By Neil Gaiman
Summary: Under the streets of London there’s a place most people could never even dream of. A city of monsters and saints, murderers and angels, knights in armour and pale girls in black velvet. This is the city of the people who have fallen between the cracks.
Richard Mayhew, a young businessman, is going to find out more than enough about this other London. A single act of kindness catapults him out of his workday existence and into a world that is at once eerily familiar and utterly bizarre. And a strange destiny awaits him down here, beneath his native city: neverwhere.
Source: I purchased a paperback ages ago and finally picked it up.
Neverwhere was Gaiman’s first solo novel, an urban fantasy taking place in an alternate London, underground, called London Below. Richard was ordinary, average, and kind of doormat. Until, for some reason, he decided he had to take action and help a wounded girl on the street while being berated by his controlling fiancé. His decision led him on a wild adventure underground once his life above was stripped from him, rendering the already slightly invisible Richard, totally invisible.
I really enjoyed Neverwhere. It was such a fun adventure, dark in all the right places, full of darkness, puzzles, and intrigue. The villains were oh-so-perfectly villainous and it was an overall awesome fantasy adventure. There were twists and turns in the plot, betrayals and deaths, and Richard discovered he was a heck of a lot braver and more capable than he’d every imagined.
In a lot of ways, Neverwhere read like a middle grade or young adult novel, because it deals with coming into yourself and discovering who you can truly be, but it’s even better because it’s a tad dark and Richard is older and I think adults sometimes need a good kick in a butt to realize we are just living in a routine. It was simple to read, but it was complex in just the right ways. I think it’s perfect for adults who love urban fantasy and somewhat dark, Tim Burton-like stuff. There is a ton of coming of age fantasy for kids and young adults and I love that this one features an older, but just as out of place protagonist finding his own Narnia wardrobe of sorts.

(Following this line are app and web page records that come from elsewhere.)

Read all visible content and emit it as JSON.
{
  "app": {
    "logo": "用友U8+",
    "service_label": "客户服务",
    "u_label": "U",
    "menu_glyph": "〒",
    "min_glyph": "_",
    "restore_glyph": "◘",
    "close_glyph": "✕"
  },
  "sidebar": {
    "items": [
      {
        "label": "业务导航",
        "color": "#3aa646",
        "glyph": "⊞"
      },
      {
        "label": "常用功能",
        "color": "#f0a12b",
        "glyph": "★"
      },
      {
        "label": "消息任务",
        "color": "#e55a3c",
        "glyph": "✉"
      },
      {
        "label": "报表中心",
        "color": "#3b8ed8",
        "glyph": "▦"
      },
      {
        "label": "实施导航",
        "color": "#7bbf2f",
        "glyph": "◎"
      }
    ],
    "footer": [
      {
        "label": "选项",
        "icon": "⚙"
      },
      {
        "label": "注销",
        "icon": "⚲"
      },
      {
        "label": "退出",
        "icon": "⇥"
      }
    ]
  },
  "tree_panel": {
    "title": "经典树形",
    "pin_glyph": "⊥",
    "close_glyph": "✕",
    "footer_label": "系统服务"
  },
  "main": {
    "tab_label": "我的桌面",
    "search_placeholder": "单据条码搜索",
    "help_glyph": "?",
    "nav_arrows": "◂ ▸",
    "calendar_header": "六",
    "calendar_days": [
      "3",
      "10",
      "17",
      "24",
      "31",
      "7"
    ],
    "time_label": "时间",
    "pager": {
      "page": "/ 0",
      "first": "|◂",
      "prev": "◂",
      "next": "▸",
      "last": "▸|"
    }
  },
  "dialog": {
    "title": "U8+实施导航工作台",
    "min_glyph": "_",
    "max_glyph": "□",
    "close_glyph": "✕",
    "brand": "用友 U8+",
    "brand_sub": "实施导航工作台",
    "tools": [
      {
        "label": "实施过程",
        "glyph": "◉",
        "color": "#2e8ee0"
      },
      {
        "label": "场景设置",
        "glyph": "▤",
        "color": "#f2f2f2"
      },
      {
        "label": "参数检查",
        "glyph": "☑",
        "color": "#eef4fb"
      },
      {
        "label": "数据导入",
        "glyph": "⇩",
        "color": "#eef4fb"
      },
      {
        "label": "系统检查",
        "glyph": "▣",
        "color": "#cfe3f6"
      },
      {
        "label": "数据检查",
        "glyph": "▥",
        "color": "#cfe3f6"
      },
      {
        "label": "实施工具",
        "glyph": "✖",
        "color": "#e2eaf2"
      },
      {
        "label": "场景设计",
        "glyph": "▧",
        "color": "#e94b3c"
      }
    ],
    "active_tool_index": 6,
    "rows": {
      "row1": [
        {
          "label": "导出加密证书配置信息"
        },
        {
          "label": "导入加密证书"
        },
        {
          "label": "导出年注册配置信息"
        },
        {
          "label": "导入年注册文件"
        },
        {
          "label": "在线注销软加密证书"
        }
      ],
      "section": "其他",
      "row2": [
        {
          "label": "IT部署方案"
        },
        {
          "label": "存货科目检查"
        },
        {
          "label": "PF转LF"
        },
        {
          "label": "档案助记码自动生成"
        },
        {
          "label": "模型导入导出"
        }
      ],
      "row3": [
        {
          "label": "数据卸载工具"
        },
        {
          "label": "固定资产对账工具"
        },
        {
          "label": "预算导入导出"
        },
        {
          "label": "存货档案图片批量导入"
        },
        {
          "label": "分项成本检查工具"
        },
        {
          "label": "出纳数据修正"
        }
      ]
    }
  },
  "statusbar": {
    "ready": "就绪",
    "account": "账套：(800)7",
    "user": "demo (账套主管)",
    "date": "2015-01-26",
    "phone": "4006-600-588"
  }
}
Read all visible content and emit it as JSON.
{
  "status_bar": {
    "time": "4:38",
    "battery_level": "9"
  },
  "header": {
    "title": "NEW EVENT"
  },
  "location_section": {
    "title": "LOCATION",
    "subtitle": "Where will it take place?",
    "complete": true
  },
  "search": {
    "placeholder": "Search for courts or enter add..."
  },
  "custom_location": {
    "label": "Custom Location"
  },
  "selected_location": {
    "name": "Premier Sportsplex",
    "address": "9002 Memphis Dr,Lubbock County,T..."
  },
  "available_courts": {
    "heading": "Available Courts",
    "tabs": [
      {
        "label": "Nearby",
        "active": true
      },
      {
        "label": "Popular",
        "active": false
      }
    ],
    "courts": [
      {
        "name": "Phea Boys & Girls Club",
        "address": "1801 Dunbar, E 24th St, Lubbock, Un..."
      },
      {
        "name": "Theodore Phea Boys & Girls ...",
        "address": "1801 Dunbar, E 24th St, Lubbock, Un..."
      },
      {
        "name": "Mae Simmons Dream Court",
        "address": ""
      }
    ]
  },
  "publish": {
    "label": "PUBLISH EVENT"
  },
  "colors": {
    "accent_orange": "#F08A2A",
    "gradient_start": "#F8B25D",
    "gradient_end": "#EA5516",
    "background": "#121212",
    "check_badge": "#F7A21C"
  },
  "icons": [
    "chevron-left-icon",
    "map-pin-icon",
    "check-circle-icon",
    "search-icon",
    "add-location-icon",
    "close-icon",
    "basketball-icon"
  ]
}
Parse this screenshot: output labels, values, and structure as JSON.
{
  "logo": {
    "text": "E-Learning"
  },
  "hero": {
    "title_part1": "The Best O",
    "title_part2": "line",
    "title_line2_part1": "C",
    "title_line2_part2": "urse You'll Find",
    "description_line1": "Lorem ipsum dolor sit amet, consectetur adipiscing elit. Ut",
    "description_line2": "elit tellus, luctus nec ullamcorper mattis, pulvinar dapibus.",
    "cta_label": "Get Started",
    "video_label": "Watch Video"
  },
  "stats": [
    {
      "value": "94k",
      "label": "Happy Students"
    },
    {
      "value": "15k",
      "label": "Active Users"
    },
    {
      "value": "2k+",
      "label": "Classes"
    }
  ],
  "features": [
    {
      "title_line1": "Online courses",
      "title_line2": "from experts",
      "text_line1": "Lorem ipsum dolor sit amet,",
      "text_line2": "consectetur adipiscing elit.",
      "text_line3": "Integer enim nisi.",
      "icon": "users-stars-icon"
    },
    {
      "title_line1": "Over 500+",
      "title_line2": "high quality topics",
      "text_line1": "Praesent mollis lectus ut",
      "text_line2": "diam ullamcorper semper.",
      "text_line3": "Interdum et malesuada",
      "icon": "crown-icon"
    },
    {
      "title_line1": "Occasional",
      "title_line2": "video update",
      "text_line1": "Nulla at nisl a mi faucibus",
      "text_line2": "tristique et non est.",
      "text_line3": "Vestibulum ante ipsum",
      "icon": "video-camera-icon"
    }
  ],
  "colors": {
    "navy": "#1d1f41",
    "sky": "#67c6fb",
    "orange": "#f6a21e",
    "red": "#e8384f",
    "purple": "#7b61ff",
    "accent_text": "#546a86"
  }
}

It’s safe to say I am definitely a Gaiman fan. I can’t wait to dive into more of his books. I still think American Gods is the best, but this is a great book and one that helps bridge the gap from Coraline or The Graveyard Book, which involve child protagonists, and American Gods, which is wholly adult.